** DATA SHOWN follows **

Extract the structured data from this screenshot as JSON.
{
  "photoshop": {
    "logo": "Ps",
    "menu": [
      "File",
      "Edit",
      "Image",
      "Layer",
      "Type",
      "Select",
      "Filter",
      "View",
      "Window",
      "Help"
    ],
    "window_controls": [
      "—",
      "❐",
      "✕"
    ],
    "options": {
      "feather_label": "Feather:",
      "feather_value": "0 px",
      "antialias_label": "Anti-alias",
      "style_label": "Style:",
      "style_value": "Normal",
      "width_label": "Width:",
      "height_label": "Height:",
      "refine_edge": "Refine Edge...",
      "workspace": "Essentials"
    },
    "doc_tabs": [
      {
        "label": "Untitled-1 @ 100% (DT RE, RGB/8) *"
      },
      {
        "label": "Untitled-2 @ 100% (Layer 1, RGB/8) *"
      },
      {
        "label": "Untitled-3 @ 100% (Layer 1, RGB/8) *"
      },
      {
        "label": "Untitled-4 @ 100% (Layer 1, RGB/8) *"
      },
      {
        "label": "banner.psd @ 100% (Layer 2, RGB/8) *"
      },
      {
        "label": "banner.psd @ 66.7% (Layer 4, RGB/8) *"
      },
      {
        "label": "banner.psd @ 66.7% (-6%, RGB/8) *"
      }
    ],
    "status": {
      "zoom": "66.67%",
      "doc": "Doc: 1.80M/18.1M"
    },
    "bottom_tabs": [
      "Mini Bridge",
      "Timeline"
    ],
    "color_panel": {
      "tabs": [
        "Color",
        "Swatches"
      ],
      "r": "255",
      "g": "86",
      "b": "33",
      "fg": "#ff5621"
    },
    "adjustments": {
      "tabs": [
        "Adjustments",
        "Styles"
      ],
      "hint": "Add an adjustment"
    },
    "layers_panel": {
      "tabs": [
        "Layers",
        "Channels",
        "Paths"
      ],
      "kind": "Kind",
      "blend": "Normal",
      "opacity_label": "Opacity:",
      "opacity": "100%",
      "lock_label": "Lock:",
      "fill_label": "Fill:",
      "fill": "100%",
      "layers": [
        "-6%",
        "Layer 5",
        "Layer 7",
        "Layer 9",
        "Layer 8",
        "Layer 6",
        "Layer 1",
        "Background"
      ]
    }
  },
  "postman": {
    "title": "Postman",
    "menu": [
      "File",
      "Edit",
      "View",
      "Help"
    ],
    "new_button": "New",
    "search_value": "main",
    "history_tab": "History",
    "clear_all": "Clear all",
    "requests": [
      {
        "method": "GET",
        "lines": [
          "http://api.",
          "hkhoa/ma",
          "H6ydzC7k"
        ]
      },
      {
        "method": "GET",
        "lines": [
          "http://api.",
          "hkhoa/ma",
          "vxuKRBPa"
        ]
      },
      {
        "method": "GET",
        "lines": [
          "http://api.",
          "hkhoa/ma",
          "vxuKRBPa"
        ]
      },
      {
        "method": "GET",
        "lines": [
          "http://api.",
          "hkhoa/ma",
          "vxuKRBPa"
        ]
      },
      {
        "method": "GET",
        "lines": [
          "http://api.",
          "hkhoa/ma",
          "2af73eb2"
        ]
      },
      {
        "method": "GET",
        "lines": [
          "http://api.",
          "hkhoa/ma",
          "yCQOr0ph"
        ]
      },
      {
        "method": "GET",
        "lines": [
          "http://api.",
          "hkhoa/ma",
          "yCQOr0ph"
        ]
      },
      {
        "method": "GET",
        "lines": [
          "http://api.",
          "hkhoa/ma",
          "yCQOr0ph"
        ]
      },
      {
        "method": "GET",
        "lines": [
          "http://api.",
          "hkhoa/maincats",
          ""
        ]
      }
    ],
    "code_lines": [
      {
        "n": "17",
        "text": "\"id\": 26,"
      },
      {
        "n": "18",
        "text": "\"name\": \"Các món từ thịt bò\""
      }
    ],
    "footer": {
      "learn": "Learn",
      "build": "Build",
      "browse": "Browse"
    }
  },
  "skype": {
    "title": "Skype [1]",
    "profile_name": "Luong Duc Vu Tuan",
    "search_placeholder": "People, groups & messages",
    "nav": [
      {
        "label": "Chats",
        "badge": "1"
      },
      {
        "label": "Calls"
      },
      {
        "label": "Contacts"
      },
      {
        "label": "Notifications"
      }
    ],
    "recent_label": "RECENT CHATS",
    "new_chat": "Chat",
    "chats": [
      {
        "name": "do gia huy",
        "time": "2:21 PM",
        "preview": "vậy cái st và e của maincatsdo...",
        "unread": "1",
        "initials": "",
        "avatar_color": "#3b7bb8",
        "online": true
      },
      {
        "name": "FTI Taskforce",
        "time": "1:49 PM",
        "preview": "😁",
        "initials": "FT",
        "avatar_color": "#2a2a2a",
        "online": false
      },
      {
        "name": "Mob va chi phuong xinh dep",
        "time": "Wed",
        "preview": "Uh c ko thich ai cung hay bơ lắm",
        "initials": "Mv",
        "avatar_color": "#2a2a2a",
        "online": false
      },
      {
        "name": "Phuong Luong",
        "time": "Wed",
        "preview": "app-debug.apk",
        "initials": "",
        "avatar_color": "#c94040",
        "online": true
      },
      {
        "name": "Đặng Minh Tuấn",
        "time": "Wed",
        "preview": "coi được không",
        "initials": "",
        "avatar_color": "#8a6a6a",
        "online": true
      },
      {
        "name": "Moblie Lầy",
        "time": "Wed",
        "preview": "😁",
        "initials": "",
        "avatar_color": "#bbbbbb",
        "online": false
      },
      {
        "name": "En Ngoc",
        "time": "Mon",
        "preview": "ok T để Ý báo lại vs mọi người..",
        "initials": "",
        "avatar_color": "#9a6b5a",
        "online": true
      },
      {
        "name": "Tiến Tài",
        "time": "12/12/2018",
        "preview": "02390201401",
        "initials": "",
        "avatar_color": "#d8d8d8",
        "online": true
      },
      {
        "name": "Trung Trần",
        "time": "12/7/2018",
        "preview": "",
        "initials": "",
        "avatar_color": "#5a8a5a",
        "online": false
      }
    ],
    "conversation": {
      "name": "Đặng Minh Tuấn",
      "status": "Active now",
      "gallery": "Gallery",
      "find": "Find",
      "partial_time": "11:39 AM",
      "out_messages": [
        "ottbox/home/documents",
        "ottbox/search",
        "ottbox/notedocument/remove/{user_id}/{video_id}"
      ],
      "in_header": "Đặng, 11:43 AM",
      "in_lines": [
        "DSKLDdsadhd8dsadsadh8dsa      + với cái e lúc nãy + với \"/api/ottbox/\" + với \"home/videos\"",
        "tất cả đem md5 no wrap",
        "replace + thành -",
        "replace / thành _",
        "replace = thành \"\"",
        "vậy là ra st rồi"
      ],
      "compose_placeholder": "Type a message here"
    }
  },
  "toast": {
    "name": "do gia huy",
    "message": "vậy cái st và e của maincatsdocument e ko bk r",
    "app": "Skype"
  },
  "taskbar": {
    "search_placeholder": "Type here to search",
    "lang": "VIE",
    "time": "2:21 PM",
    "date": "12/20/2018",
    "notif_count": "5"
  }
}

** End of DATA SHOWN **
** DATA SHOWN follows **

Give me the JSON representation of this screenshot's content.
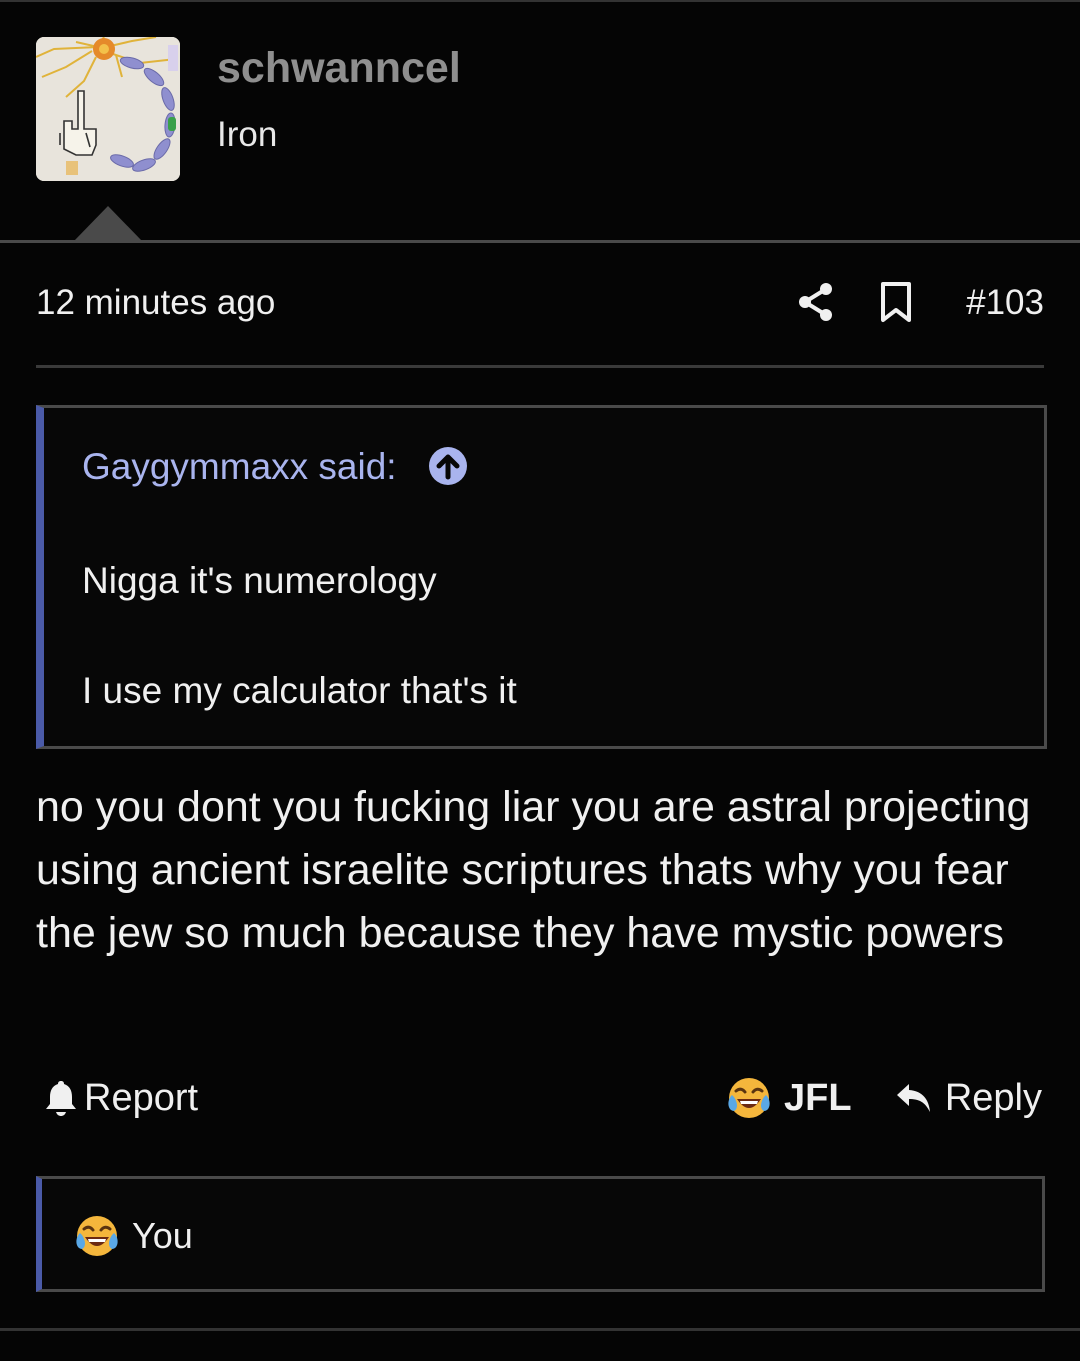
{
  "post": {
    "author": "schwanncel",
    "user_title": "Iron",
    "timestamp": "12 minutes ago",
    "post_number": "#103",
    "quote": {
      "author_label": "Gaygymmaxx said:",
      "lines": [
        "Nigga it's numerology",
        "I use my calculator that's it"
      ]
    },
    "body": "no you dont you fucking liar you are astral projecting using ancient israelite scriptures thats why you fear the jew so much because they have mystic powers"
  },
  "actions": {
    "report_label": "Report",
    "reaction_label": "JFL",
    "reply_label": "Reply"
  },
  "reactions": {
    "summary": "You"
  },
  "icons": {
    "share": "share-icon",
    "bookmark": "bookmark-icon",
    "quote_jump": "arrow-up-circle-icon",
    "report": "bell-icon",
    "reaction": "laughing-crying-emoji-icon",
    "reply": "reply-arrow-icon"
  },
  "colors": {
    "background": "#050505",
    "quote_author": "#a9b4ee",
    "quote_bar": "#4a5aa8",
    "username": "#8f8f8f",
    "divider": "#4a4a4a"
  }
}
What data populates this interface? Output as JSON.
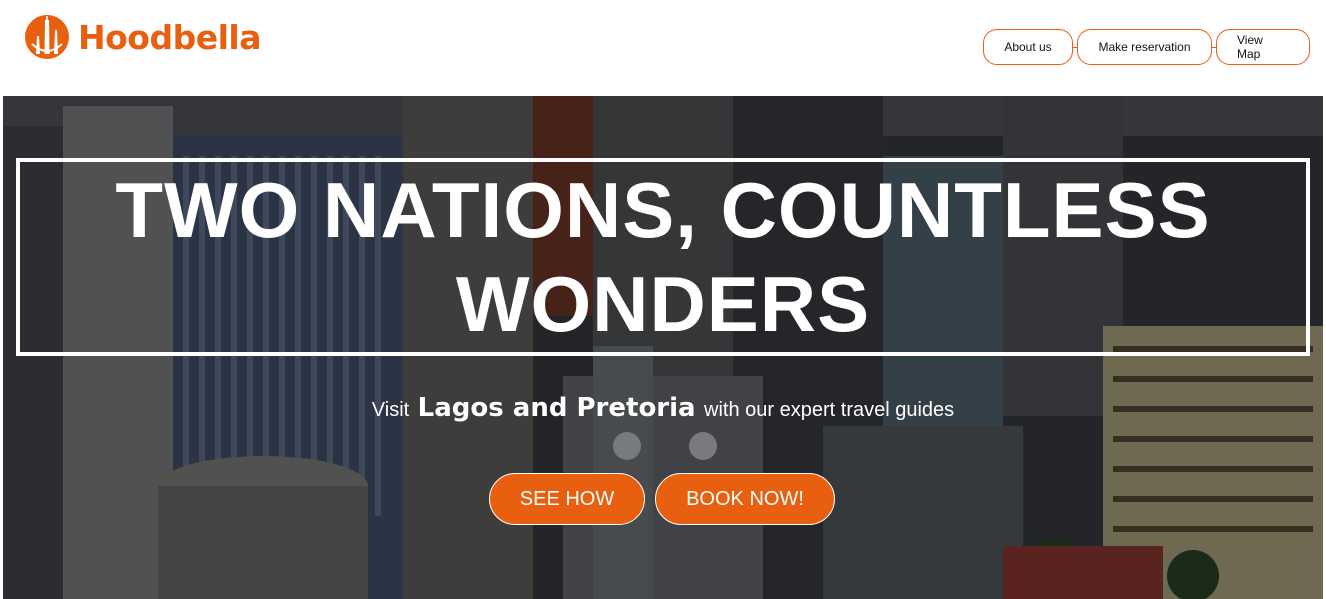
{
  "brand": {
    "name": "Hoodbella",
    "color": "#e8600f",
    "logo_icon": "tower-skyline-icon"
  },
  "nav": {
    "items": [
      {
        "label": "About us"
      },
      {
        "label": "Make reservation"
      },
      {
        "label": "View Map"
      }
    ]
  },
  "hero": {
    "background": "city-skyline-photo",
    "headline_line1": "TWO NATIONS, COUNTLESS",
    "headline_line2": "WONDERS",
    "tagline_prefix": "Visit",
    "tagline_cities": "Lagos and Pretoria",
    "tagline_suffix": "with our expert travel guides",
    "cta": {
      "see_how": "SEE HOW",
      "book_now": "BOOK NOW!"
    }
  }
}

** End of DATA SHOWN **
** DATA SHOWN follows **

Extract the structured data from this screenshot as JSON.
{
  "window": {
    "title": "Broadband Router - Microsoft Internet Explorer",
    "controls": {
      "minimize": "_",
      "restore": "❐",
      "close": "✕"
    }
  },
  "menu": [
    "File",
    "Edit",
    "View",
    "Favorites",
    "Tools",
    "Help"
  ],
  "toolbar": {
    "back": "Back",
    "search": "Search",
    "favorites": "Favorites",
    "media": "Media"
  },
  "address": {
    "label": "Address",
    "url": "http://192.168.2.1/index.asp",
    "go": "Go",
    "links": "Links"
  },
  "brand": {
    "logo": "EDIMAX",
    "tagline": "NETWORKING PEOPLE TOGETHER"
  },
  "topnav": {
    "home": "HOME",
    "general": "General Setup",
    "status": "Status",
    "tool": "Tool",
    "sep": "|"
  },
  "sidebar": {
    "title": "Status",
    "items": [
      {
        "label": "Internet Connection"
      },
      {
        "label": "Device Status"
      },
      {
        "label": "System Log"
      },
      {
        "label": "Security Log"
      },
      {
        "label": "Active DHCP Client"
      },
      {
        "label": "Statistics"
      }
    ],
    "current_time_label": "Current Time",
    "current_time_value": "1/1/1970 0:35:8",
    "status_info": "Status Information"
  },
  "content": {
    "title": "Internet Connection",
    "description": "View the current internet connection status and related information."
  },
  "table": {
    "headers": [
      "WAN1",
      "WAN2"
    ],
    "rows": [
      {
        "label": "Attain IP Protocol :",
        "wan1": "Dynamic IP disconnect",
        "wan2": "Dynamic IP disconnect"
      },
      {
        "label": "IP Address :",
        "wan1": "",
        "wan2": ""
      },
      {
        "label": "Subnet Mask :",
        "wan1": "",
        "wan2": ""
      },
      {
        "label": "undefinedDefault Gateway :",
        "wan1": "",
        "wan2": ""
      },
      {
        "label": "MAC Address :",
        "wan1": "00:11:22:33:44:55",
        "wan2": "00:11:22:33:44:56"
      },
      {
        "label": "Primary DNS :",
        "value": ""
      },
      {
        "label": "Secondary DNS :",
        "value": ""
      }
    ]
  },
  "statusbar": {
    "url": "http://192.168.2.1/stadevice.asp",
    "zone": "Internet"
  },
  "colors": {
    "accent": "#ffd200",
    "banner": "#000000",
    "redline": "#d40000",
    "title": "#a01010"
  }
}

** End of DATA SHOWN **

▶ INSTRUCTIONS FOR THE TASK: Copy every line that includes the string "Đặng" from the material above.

▶ SOLUTION FOR THIS PROBLEM:
        "name": "Đặng Minh Tuấn",
      "name": "Đặng Minh Tuấn",
      "in_header": "Đặng, 11:43 AM",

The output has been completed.